San Francisco StatuesJuly 17, 2019
Although attractions like Alcatraz, The Golden Gate Bridge, and Lombard Street draw large crowds daily, multiple magnificent statues are scattered across each SF neighborhood. Despite this plethora of wonderful San Francisco statues, locating each of these hidden gems can be a challenge. Let’s take a closer look at where to find some of the most notable statues in The City by the Bay.
Tony Bennett’s love for San Francisco was forever set in stone when the city gifted him with a statue for his 90th birthday. Bennett’s music continues to inspire many to find love in San Francisco. You can find him singing his heart out outside The Fairmont Hotel atop Nob Hill.
One of the most recognizable public art exhibits in San Francisco are the painted hearts scattered around the city. While some are located at popular attractions such as Union Square, Pier 39, and Oracle Park, others take a little more searching! These hearts are a nod to Tony Bennett’s classic hit, “I left my heart in San Francisco.”
Just a few feet from the heart sculpture in Union Square is the towering 85 foot Dewey Monument. Despite its impressive height, it is not quite the tallest in San Francisco…
San Francisco’s tallest statue is located in the stunning Piazza Angelo between Market and Mission on Eighth Street. This 92 foot Venus de Milo inspired masterpiece is surrounded by three residential communities that offer both furnished and unfurnished housing.
If you haven’t caught a ballgame at the home of the SF Giants, you are certainly missing out! Oracle park is one of the finest sports venues in the world with its fabulous amenities and waterfront location. There are four Giants Hall-of-Famer statues positioned outside the stadium: Juan Marichal, Gaylord Perry, Willie Mays, and Willie McCovey (pictured above).
The Simon Bolivar Statue in the UN Plaza is one of three world-famous statues commemorating the Venezuelan leader. The other two were also built in the 19th century and are located in Caracas, Venezuela, and Lima, Peru. The Pioneer Monument was added to Fulton Street in 1894 to honor the California Gold Rush and the subsequent progress across San Francisco.
Right outside the entrance to George Lucas’ Lucasfilm headquarters is the beautiful Yoda fountain. This fountain and lobby behind it are a must-see for any Star Wars fan!
Just a short stroll from the famous Yoda Fountain are two statues commemorating a couple of the most influential digital art pioneers. Philo T. Farnsworth was the inventor of the modern television while Eadweard Muybridge built the first motion-picture projection.
The grand entrance to Chinatown features a Chinese guardian lion at each access to the neighborhood. Although commonly mistaken as dragons, a male lion guards the west portal while a female lion guards the east.
Taking an unobstructed photo at Pier 39 is undoubtedly a daunting task as both the Sea Lion and Crab statues are crowded daily. However, these two beautiful statues pay homage to the seal life that calls the San Francisco Bay home.
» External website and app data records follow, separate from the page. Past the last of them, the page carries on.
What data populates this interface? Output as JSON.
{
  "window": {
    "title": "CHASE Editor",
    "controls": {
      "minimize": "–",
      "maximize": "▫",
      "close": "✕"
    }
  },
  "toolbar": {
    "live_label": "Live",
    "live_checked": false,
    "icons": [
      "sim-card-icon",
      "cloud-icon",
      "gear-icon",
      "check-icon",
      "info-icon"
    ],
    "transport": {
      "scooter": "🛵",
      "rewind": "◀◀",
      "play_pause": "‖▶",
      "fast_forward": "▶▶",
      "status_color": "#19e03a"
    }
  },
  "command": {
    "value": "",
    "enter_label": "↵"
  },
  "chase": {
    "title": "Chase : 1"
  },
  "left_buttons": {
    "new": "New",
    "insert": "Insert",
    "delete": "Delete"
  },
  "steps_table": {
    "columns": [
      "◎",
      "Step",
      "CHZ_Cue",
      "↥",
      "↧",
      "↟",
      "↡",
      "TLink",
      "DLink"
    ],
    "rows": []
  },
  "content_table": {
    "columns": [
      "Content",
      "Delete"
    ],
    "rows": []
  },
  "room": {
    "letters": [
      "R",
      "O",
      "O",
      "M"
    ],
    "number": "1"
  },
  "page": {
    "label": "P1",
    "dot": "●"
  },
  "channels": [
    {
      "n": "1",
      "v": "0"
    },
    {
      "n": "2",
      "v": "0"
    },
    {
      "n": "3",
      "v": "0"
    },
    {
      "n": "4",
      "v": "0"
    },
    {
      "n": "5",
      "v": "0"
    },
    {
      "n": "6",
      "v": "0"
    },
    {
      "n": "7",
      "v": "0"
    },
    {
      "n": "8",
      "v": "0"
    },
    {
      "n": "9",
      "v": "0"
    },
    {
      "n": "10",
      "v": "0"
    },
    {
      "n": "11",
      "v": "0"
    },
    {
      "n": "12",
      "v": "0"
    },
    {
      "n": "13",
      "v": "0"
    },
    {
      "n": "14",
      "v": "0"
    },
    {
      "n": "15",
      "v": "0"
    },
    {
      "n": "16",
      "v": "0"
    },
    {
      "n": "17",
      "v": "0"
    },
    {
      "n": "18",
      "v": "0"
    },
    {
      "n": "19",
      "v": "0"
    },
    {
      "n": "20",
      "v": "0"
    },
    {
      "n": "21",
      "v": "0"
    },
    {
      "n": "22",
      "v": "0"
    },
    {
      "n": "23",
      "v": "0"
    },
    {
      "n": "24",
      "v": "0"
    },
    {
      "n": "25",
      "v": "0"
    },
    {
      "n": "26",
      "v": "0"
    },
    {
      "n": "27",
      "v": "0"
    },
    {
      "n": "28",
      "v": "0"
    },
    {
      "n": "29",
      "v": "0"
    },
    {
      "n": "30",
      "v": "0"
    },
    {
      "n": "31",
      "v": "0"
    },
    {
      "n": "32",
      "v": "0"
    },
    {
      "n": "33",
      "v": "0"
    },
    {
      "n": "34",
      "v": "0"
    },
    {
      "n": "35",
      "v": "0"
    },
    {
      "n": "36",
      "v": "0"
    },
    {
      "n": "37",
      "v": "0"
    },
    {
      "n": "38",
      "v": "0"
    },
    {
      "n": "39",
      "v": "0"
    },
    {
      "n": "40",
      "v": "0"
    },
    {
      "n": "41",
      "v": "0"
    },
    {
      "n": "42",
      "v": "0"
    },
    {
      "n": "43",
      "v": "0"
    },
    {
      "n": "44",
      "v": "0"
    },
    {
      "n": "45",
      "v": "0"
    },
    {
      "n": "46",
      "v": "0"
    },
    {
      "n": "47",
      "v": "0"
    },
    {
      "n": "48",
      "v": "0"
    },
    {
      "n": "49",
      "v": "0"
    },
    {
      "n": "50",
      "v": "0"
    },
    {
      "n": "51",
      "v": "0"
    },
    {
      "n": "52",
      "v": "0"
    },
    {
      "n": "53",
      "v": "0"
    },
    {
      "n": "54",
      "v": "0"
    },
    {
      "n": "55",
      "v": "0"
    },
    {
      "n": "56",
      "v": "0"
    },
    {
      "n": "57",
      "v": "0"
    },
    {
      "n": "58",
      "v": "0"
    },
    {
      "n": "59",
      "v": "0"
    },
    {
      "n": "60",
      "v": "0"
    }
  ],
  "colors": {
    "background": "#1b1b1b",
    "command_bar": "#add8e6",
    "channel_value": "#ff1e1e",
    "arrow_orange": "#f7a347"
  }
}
Although similar to the Statue of Liberty, the much smaller “Goddess of Democracy” was inspired by the 1989 protests in Tiananmen Square. Similar statues exist around the world in cities such as Hong Kong and Washington D.C.
Former San Francisco mayor, Art Agnos, dedicated this Gandi statue to the city in 1988 as a gift from the Gandhi Memorial International Foundation. A renowned vegetarian, Gandhi’s statue is the site of a weekly farmer’s market in the ferry plaza.
Joseph Strauss was the chief engineer of the world’s most famous bridge, the Golden Gate Bridge. Strauss now forever stands at the entrance to the bridge in The Presidio.
A true San Franciscan, Phillip Burton was an influential US Representative from California who was instrumental in creating the Golden Gate National Recreation Area and introduction of the AIDS bill. His statue can be found in the grassy “Great Meadow” of Fort Mason across from the Marina Cove Apartments.
In the early 20th century, Bay Area sculptor Douglas Tilden was commissioned to build multiple bronze statues on San Francisco’s Market Street. One hundred years later, these statues continue to honor the men and women who built our city and ushered California into statehood.
A now-iconic piece of The Embarcadero, Cupid’s Span inspires more people every day to leave their hearts in San Francisco.